Around 170,000 golf fans are expected to attend at least one day of the competition, with two thirds of them coming from outside Scotland.
For the British Open last year, which was held at St Andrew’s course, it was estimated that GB£140 million was injected into the Scottish economy. VisitScotland are hoping for an even bigger bonanza this year and golf tourism across the United Kingdom is expected to be one of the things that will actually benefit from Brexit.
The reduced value of sterling has had an impact with increased interest from US visitors in particular looking for golf holidays. Brexit is also considered likely to encourage staycations by UK residents, who will find their pounds go a little bit further now than if they were changed into euros and dollars.
Particularly attractive for tourists are the chances of playing on one of the Open golf courses, of which there are nine currently active. Four of them are in Scotland: this year’s venue at Royal Troon, last year’s venue of St Andrews, along with the famous Carnoustie course along with Turnberry, which is owned by US Presidential hopeful Donald Trump.

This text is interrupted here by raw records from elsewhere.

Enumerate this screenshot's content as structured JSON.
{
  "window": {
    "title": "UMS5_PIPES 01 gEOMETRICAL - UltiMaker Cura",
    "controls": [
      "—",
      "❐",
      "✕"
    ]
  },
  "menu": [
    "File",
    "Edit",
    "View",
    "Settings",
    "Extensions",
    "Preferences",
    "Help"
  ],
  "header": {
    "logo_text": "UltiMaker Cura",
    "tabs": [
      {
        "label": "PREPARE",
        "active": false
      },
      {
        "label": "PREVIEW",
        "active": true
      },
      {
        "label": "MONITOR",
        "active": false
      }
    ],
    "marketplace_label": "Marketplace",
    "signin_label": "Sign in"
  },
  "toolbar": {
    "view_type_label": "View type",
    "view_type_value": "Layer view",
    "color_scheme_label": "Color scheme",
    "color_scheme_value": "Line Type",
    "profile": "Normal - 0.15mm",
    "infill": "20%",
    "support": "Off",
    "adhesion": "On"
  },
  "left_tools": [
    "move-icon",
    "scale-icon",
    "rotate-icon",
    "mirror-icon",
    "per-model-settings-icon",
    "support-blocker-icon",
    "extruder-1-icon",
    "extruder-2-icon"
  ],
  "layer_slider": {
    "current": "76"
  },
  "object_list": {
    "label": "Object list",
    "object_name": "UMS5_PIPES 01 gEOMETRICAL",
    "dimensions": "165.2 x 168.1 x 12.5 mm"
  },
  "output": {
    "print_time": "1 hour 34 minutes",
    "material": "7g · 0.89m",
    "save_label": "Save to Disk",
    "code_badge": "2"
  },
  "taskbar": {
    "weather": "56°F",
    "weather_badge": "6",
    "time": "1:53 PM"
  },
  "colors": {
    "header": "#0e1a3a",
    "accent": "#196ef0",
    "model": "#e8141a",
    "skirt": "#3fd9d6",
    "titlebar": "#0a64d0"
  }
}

England is also home to four venues: Royal Birkdale, Royal Lytham & St Annes, and Royal Liverpool – all in the north of the country – and Royal St George’s in Kent. There is also a single course in Northern Ireland, Royal Portrush, which will play host to the Open in 2019 for the first time in almost seventy years.